What the task requires: Go through the data below and report how many lines contain "Welcome"; the reply holds only that number.

[Dataset rows for apps and sites]

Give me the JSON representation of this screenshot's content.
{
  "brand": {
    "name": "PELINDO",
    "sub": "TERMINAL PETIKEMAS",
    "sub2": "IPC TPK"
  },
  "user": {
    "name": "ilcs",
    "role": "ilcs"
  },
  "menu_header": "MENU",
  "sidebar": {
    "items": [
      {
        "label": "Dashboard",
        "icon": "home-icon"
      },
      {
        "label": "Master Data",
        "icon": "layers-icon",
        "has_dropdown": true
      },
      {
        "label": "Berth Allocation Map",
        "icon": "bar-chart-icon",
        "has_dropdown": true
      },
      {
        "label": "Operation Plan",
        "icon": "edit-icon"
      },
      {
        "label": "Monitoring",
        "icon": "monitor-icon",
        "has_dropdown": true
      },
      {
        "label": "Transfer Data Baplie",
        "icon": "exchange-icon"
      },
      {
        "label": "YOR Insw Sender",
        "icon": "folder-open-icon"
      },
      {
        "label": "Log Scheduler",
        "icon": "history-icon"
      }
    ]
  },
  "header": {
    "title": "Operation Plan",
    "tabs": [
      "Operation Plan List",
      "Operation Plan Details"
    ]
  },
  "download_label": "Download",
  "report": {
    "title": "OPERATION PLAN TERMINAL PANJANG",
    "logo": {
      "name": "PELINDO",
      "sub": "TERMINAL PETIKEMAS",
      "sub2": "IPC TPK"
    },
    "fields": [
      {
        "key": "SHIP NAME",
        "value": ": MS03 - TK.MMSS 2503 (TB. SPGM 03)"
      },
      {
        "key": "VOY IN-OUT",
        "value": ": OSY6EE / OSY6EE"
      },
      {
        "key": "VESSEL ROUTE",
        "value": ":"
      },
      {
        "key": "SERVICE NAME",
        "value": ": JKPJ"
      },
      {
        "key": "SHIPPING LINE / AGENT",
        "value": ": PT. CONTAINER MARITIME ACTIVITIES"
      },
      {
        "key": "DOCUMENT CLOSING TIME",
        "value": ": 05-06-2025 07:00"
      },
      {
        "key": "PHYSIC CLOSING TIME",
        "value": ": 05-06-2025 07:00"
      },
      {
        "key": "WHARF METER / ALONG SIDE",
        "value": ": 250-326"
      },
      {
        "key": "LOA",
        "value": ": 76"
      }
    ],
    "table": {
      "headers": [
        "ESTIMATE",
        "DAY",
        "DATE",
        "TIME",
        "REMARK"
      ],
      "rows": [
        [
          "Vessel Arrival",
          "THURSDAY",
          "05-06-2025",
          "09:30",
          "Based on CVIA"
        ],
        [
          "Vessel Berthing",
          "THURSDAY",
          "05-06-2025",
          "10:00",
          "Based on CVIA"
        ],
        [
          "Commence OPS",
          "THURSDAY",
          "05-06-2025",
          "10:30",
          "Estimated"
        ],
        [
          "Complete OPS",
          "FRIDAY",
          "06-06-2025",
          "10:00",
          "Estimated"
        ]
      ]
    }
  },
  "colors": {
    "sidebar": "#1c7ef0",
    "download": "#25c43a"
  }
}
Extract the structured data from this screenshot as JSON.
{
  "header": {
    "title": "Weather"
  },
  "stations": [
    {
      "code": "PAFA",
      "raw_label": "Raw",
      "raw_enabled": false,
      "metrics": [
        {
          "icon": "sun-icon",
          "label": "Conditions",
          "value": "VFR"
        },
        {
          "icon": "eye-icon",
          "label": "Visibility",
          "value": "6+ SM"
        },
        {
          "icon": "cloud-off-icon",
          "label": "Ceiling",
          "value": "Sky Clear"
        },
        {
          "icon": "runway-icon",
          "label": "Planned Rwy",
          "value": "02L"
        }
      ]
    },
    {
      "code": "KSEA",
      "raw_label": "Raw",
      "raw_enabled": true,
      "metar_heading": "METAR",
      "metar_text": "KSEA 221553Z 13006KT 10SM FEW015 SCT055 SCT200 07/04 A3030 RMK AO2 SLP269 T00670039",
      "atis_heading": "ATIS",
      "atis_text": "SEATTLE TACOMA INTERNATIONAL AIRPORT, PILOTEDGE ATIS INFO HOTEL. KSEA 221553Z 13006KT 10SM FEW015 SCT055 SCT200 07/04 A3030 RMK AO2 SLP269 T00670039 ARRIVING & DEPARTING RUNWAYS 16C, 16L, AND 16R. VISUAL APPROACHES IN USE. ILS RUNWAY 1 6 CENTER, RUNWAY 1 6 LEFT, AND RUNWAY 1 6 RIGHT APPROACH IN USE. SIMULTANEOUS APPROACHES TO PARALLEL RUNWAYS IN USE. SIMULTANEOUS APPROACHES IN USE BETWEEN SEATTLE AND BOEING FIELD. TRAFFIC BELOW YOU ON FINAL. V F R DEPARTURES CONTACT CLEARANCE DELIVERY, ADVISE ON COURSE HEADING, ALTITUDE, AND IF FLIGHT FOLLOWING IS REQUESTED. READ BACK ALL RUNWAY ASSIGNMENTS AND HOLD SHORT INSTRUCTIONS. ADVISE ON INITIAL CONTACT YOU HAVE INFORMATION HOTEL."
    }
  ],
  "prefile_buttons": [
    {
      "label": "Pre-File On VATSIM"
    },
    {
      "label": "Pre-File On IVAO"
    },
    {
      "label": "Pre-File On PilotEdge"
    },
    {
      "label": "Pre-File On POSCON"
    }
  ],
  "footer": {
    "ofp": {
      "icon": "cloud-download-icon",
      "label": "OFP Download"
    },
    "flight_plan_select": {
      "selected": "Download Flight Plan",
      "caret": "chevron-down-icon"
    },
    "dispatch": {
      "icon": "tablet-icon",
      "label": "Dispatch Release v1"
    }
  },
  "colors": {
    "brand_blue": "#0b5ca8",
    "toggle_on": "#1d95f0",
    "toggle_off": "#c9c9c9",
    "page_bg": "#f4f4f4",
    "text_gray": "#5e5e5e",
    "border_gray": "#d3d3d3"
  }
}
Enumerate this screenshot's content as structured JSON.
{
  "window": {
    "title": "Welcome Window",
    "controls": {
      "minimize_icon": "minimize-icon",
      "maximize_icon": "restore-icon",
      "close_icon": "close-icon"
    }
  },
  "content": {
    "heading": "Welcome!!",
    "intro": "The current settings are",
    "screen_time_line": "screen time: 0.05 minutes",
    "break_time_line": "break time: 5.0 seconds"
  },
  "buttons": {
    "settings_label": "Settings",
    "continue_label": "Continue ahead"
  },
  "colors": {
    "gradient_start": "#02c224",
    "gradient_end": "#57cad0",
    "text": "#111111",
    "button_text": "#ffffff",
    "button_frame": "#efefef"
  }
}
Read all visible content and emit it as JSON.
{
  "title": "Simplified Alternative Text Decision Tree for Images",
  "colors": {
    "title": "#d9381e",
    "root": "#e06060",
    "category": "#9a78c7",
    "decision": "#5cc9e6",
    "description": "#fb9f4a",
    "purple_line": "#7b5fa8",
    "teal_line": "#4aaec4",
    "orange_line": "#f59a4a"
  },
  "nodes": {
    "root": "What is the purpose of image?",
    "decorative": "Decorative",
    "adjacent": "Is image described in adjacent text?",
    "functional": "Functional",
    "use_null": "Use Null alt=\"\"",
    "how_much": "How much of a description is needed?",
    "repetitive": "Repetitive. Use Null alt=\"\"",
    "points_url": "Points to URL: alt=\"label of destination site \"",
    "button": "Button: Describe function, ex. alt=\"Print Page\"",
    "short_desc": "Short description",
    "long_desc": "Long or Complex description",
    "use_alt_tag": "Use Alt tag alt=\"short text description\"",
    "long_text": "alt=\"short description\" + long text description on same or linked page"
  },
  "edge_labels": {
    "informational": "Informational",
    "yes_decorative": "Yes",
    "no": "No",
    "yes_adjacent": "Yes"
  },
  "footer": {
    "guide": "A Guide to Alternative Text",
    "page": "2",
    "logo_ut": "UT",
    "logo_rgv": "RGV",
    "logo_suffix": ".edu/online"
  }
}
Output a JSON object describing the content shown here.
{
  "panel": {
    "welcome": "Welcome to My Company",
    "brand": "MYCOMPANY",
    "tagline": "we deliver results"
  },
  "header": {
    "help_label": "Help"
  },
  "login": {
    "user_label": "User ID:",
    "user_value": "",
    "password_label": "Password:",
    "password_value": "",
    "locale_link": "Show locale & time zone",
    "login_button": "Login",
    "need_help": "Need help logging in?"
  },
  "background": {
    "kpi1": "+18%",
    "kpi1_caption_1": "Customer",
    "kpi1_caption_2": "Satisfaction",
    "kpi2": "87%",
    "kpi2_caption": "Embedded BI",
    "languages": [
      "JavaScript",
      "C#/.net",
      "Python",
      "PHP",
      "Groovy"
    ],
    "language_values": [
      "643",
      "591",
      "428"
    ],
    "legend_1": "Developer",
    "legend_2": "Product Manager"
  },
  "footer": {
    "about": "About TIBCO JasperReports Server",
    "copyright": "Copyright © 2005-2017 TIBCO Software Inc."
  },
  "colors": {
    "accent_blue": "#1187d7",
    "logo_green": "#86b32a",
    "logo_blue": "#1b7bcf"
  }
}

Answer for the task: 3